Shad

Photographer Captures Homeless People As They Are / As They Dream To Be
Photographer Captures Homeless People As They Are / As They Dream To Be

“This photo is somehow symbolic for me, for the times we live in. His identity was stolen, his girlfriend stole his wallet, his credit score went down and so on till he [became] homeless. He realized that his life was so overwhelming -…] he didn’t have a moment to stop and think what his dreams were.” – Horia Manolache

Frank

Photographer Captures Homeless People As They Are / As They Dream To Be
Photographer Captures Homeless People As They Are / As They Dream To Be

“I met Frank in Hunters Point, San Francisco. He lived in a self-made trailer along with his wife and her dog. A big concern for him was that the police will take his house. He says he was raised with a butler but drugs brought him here. He was working in constructions when I met him. We had to photograph him on the street and on a building site. His wife wished to be a ballerina but because she was overweight, she felt uncomfortable to pose for this project. Frank is one of the kindest people I’ve ever met.” – Horia Manolache
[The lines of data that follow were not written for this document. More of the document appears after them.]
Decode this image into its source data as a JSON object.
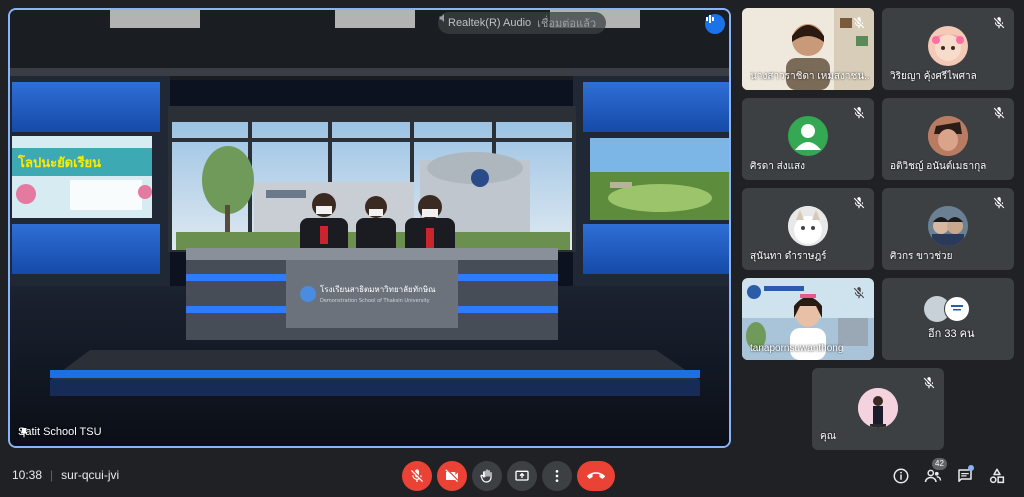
{
  "stage": {
    "audio_banner": "Realtek(R) Audio",
    "audio_sub": "เชื่อมต่อแล้ว",
    "presenter_name": "Satit School TSU",
    "desk_sign": "โรงเรียนสาธิตมหาวิทยาลัยทักษิณ",
    "desk_sign_sub": "Demonstration School of Thaksin University",
    "banner_text": "โลปนะยัดเรียน"
  },
  "participants": [
    {
      "name": "นางสาวราชิดา เหมสงาชน...",
      "muted": true
    },
    {
      "name": "วิริยญา คุ้งศรีไพศาล",
      "muted": true
    },
    {
      "name": "ศิรดา ส่งแสง",
      "muted": true
    },
    {
      "name": "อติวิชญ์ อนันต์เมธากุล",
      "muted": true
    },
    {
      "name": "สุนันทา ดำราษฎร์",
      "muted": true
    },
    {
      "name": "ศิวกร ขาวช่วย",
      "muted": true
    },
    {
      "name": "tanapornsuwanthong",
      "muted": true
    },
    {
      "name": "อีก 33 คน",
      "muted": false
    },
    {
      "name": "คุณ",
      "muted": true
    }
  ],
  "bottom_bar": {
    "time": "10:38",
    "meeting_code": "sur-qcui-jvi",
    "people_count": "42"
  },
  "colors": {
    "background": "#202124",
    "tile": "#3c4043",
    "accent": "#8ab4f8",
    "danger": "#ea4335"
  },
  "icons": {
    "mic_off": "mic-off-icon",
    "camera_off": "camera-off-icon",
    "raise_hand": "hand-icon",
    "present": "present-icon",
    "more": "more-vert-icon",
    "end_call": "end-call-icon",
    "info": "info-icon",
    "people": "people-icon",
    "chat": "chat-icon",
    "activities": "activities-icon"
  }
}
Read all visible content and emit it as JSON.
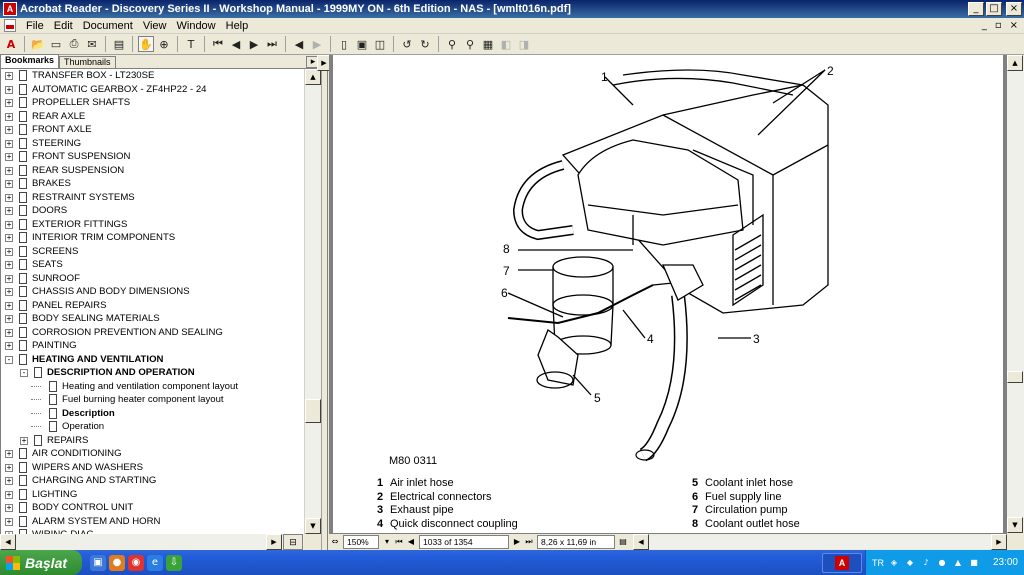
{
  "window": {
    "title": "Acrobat Reader - Discovery Series II - Workshop Manual - 1999MY ON - 6th Edition - NAS - [wmlt016n.pdf]",
    "buttons": [
      "_",
      "□",
      "×"
    ]
  },
  "menu": {
    "items": [
      "File",
      "Edit",
      "Document",
      "View",
      "Window",
      "Help"
    ],
    "doc_controls": [
      "_",
      "▫",
      "×"
    ]
  },
  "toolbar": {
    "icons": [
      "acrobat-icon",
      "open-icon",
      "save-icon",
      "print-icon",
      "email-icon",
      "show-hide-nav-icon",
      "hand-tool-icon",
      "zoom-tool-icon",
      "text-select-icon",
      "first-page-icon",
      "previous-page-icon",
      "next-page-icon",
      "last-page-icon",
      "go-back-icon",
      "go-forward-icon",
      "actual-size-icon",
      "fit-page-icon",
      "fit-width-icon",
      "rotate-left-icon",
      "rotate-right-icon",
      "find-icon",
      "search-icon",
      "search-results-icon",
      "previous-highlight-icon",
      "next-highlight-icon"
    ]
  },
  "nav": {
    "tabs": [
      "Bookmarks",
      "Thumbnails"
    ],
    "tab_menu": "▸",
    "bookmarks": [
      {
        "label": "TRANSFER BOX - LT230SE",
        "level": 0,
        "expand": "+",
        "bold": false
      },
      {
        "label": "AUTOMATIC GEARBOX - ZF4HP22 - 24",
        "level": 0,
        "expand": "+",
        "bold": false
      },
      {
        "label": "PROPELLER SHAFTS",
        "level": 0,
        "expand": "+",
        "bold": false
      },
      {
        "label": "REAR AXLE",
        "level": 0,
        "expand": "+",
        "bold": false
      },
      {
        "label": "FRONT AXLE",
        "level": 0,
        "expand": "+",
        "bold": false
      },
      {
        "label": "STEERING",
        "level": 0,
        "expand": "+",
        "bold": false
      },
      {
        "label": "FRONT SUSPENSION",
        "level": 0,
        "expand": "+",
        "bold": false
      },
      {
        "label": "REAR SUSPENSION",
        "level": 0,
        "expand": "+",
        "bold": false
      },
      {
        "label": "BRAKES",
        "level": 0,
        "expand": "+",
        "bold": false
      },
      {
        "label": "RESTRAINT SYSTEMS",
        "level": 0,
        "expand": "+",
        "bold": false
      },
      {
        "label": "DOORS",
        "level": 0,
        "expand": "+",
        "bold": false
      },
      {
        "label": "EXTERIOR FITTINGS",
        "level": 0,
        "expand": "+",
        "bold": false
      },
      {
        "label": "INTERIOR TRIM COMPONENTS",
        "level": 0,
        "expand": "+",
        "bold": false
      },
      {
        "label": "SCREENS",
        "level": 0,
        "expand": "+",
        "bold": false
      },
      {
        "label": "SEATS",
        "level": 0,
        "expand": "+",
        "bold": false
      },
      {
        "label": "SUNROOF",
        "level": 0,
        "expand": "+",
        "bold": false
      },
      {
        "label": "CHASSIS AND BODY DIMENSIONS",
        "level": 0,
        "expand": "+",
        "bold": false
      },
      {
        "label": "PANEL REPAIRS",
        "level": 0,
        "expand": "+",
        "bold": false
      },
      {
        "label": "BODY SEALING MATERIALS",
        "level": 0,
        "expand": "+",
        "bold": false
      },
      {
        "label": "CORROSION PREVENTION AND SEALING",
        "level": 0,
        "expand": "+",
        "bold": false
      },
      {
        "label": "PAINTING",
        "level": 0,
        "expand": "+",
        "bold": false
      },
      {
        "label": "HEATING AND VENTILATION",
        "level": 0,
        "expand": "-",
        "bold": true
      },
      {
        "label": "DESCRIPTION AND OPERATION",
        "level": 1,
        "expand": "-",
        "bold": true
      },
      {
        "label": "Heating and ventilation component layout",
        "level": 2,
        "expand": "",
        "bold": false
      },
      {
        "label": "Fuel burning heater component layout",
        "level": 2,
        "expand": "",
        "bold": false
      },
      {
        "label": "Description",
        "level": 2,
        "expand": "",
        "bold": true
      },
      {
        "label": "Operation",
        "level": 2,
        "expand": "",
        "bold": false
      },
      {
        "label": "REPAIRS",
        "level": 1,
        "expand": "+",
        "bold": false
      },
      {
        "label": "AIR CONDITIONING",
        "level": 0,
        "expand": "+",
        "bold": false
      },
      {
        "label": "WIPERS AND WASHERS",
        "level": 0,
        "expand": "+",
        "bold": false
      },
      {
        "label": "CHARGING AND STARTING",
        "level": 0,
        "expand": "+",
        "bold": false
      },
      {
        "label": "LIGHTING",
        "level": 0,
        "expand": "+",
        "bold": false
      },
      {
        "label": "BODY CONTROL UNIT",
        "level": 0,
        "expand": "+",
        "bold": false
      },
      {
        "label": "ALARM SYSTEM AND HORN",
        "level": 0,
        "expand": "+",
        "bold": false
      },
      {
        "label": "WIRING DIAG",
        "level": 0,
        "expand": "+",
        "bold": false
      }
    ]
  },
  "document": {
    "figure_id": "M80 0311",
    "callouts": [
      "1",
      "2",
      "8",
      "7",
      "6",
      "4",
      "3",
      "5"
    ],
    "legend_left": [
      {
        "num": "1",
        "text": "Air inlet hose"
      },
      {
        "num": "2",
        "text": "Electrical connectors"
      },
      {
        "num": "3",
        "text": "Exhaust pipe"
      },
      {
        "num": "4",
        "text": "Quick disconnect coupling"
      }
    ],
    "legend_right": [
      {
        "num": "5",
        "text": "Coolant inlet hose"
      },
      {
        "num": "6",
        "text": "Fuel supply line"
      },
      {
        "num": "7",
        "text": "Circulation pump"
      },
      {
        "num": "8",
        "text": "Coolant outlet hose"
      }
    ]
  },
  "status": {
    "zoom": "150%",
    "page": "1033 of 1354",
    "page_size": "8,26 x 11,69 in"
  },
  "taskbar": {
    "start_label": "Başlat",
    "language": "TR",
    "clock": "23:00"
  }
}
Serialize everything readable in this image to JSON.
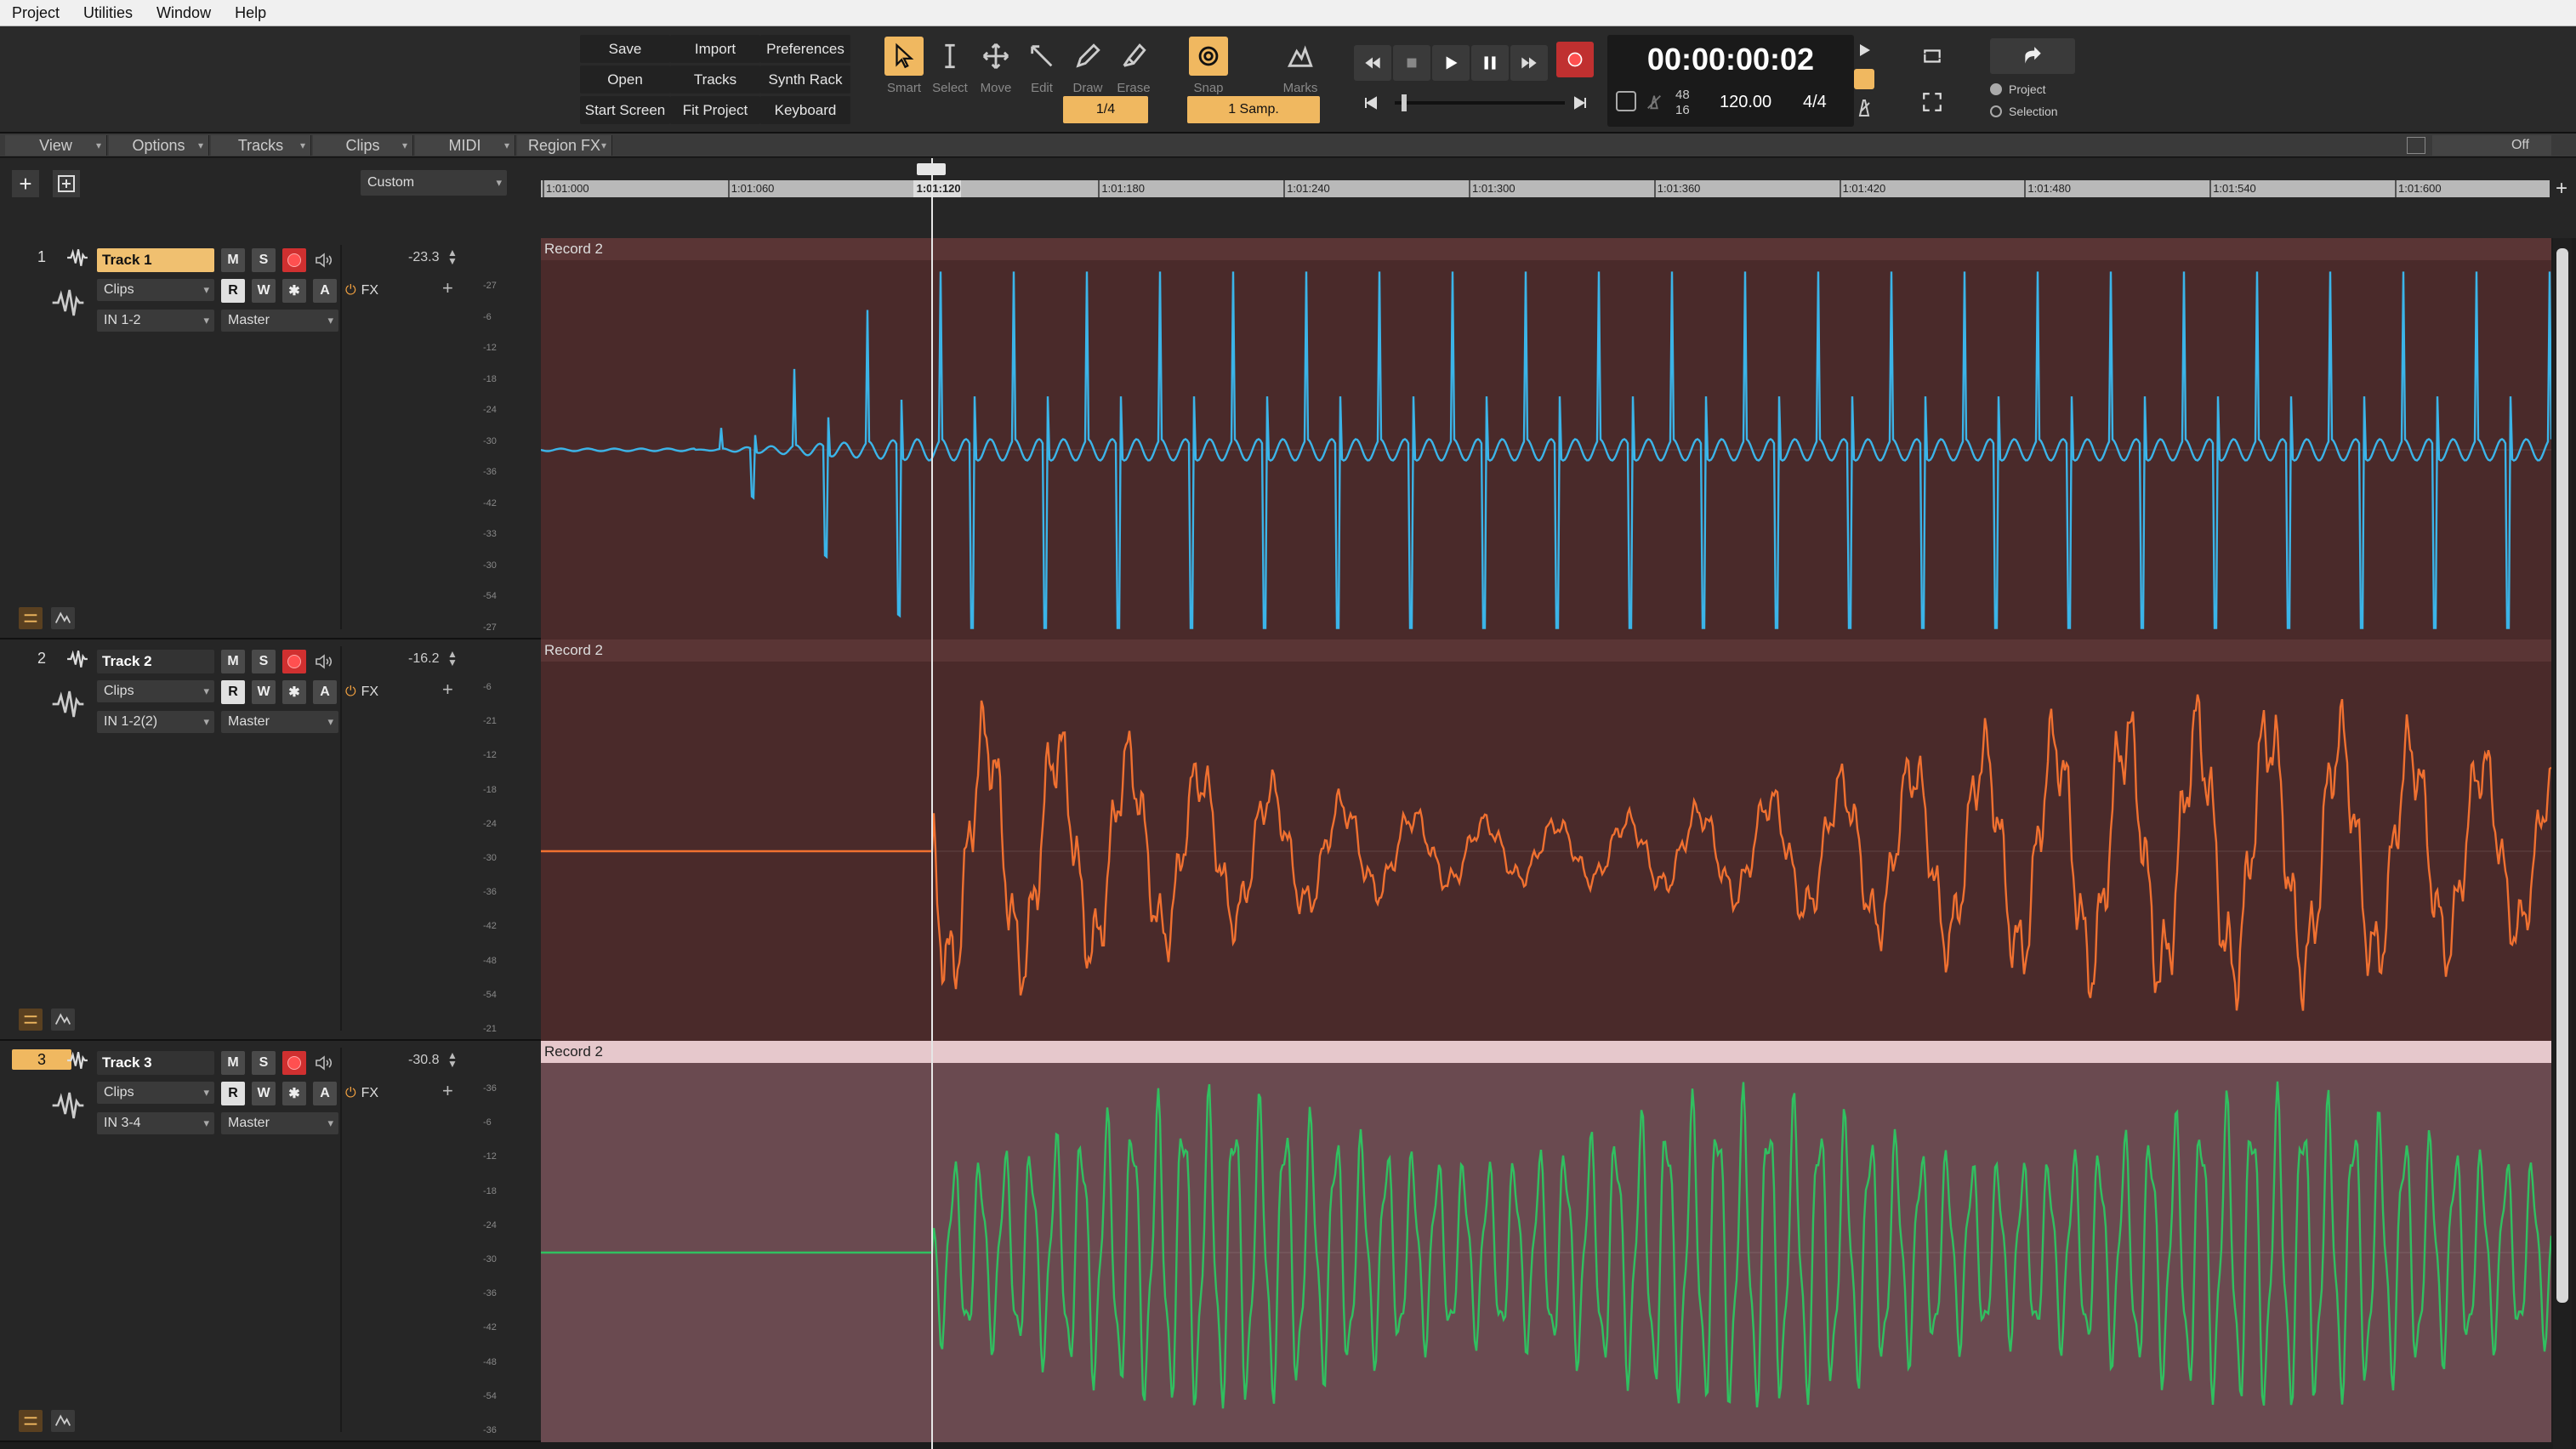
{
  "menu": [
    "Project",
    "Utilities",
    "Window",
    "Help"
  ],
  "control_buttons": {
    "save": "Save",
    "import": "Import",
    "preferences": "Preferences",
    "open": "Open",
    "tracks": "Tracks",
    "synth_rack": "Synth Rack",
    "start_screen": "Start Screen",
    "fit_project": "Fit Project",
    "keyboard": "Keyboard"
  },
  "tools": {
    "smart": "Smart",
    "select": "Select",
    "move": "Move",
    "edit": "Edit",
    "draw": "Draw",
    "erase": "Erase",
    "snap": "Snap",
    "marks": "Marks"
  },
  "snap": {
    "resolution": "1/4",
    "mode": "1 Samp."
  },
  "transport": {
    "time": "00:00:00:02",
    "sample_rate_top": "48",
    "sample_rate_bottom": "16",
    "tempo": "120.00",
    "meter": "4/4"
  },
  "range": {
    "project": "Project",
    "selection": "Selection"
  },
  "view_bar": [
    "View",
    "Options",
    "Tracks",
    "Clips",
    "MIDI",
    "Region FX"
  ],
  "view_bar_right": "Off",
  "track_view_preset": "Custom",
  "ruler": {
    "labels": [
      "1:01:000",
      "1:01:060",
      "1:01:120",
      "1:01:180",
      "1:01:240",
      "1:01:300",
      "1:01:360",
      "1:01:420",
      "1:01:480",
      "1:01:540",
      "1:01:600"
    ],
    "current": "1:01:120"
  },
  "tracks": [
    {
      "number": "1",
      "name": "Track 1",
      "volume": "-23.3",
      "view": "Clips",
      "input": "IN 1-2",
      "output": "Master",
      "fx": "FX",
      "clip_name": "Record 2",
      "color": "#3bb4e8",
      "scale": [
        "-27",
        "-6",
        "-12",
        "-18",
        "-24",
        "-30",
        "-36",
        "-42",
        "-33",
        "-30",
        "-54",
        "-27"
      ]
    },
    {
      "number": "2",
      "name": "Track 2",
      "volume": "-16.2",
      "view": "Clips",
      "input": "IN 1-2(2)",
      "output": "Master",
      "fx": "FX",
      "clip_name": "Record 2",
      "color": "#f07030",
      "scale": [
        "-6",
        "-21",
        "-12",
        "-18",
        "-24",
        "-30",
        "-36",
        "-42",
        "-48",
        "-54",
        "-21"
      ]
    },
    {
      "number": "3",
      "name": "Track 3",
      "volume": "-30.8",
      "view": "Clips",
      "input": "IN 3-4",
      "output": "Master",
      "fx": "FX",
      "clip_name": "Record 2",
      "color": "#30c060",
      "scale": [
        "-36",
        "-6",
        "-12",
        "-18",
        "-24",
        "-30",
        "-36",
        "-42",
        "-48",
        "-54",
        "-36"
      ]
    }
  ],
  "track_buttons": {
    "mute": "M",
    "solo": "S",
    "read": "R",
    "write": "W",
    "arm": "A"
  },
  "icons": {
    "add_track": "plus-icon",
    "track_icon": "waveform-icon",
    "loop": "loop-icon",
    "export": "export-icon"
  }
}
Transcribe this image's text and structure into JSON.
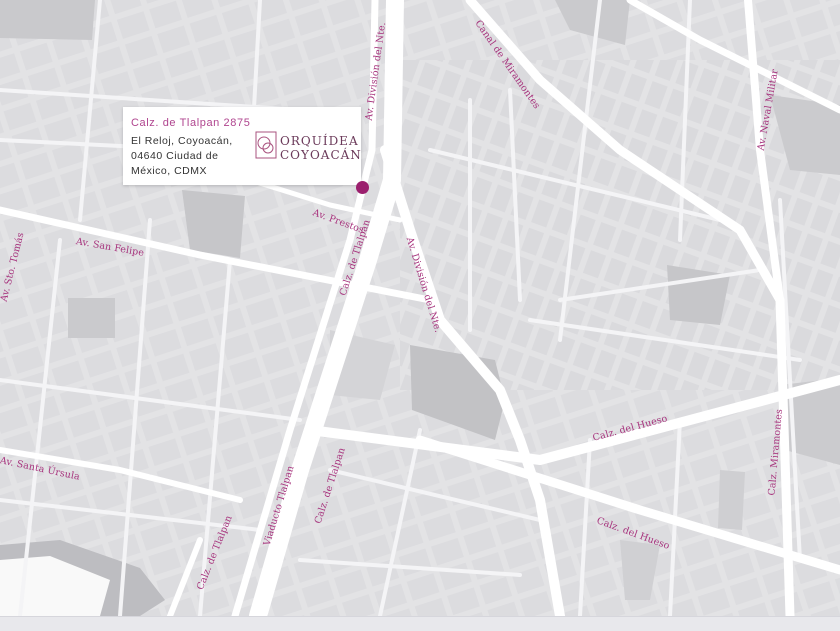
{
  "colors": {
    "pin": "#9b1f6e",
    "label": "#a7337d",
    "title": "#b0458f"
  },
  "address": {
    "title": "Calz. de Tlalpan 2875",
    "line1": "El Reloj, Coyoacán,",
    "line2": "04640 Ciudad de",
    "line3": "México, CDMX"
  },
  "logo": {
    "word1": "ORQUÍDEA",
    "word2": "COYOACÁN",
    "mark_icon": "orchid-monogram-icon"
  },
  "marker": {
    "icon": "location-pin-icon"
  },
  "streets": {
    "div_norte_top": "Av. División del Nte.",
    "div_norte_mid": "Av. División del Nte.",
    "div_norte_right": "Canal de Miramontes",
    "prestos": "Av. Prestos",
    "san_felipe": "Av. San Felipe",
    "tlalpan_mid": "Calz. de Tlalpan",
    "santo_tomas": "Av. Sto. Tomás",
    "santa_ursula": "Av. Santa Úrsula",
    "tlalpan_bottom": "Calz. de Tlalpan",
    "viaducto": "Viaducto Tlalpan",
    "tlalpan_bottom2": "Calz. de Tlalpan",
    "hueso_upper": "Calz. del Hueso",
    "hueso_lower": "Calz. del Hueso",
    "naval": "Av. Naval Militar",
    "miramontes": "Calz. Miramontes"
  }
}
Tammy

Photographer Captures Homeless People As They Are / As They Dream To Be
Photographer Captures Homeless People As They Are / As They Dream To Be

“Tammy is a star on Height Street in San Francisco. If she can’t bring a smile to your face, then nobody will. Her biggest pain is that her grandmother and her first husband took her kids away from her.” – Horia Manolache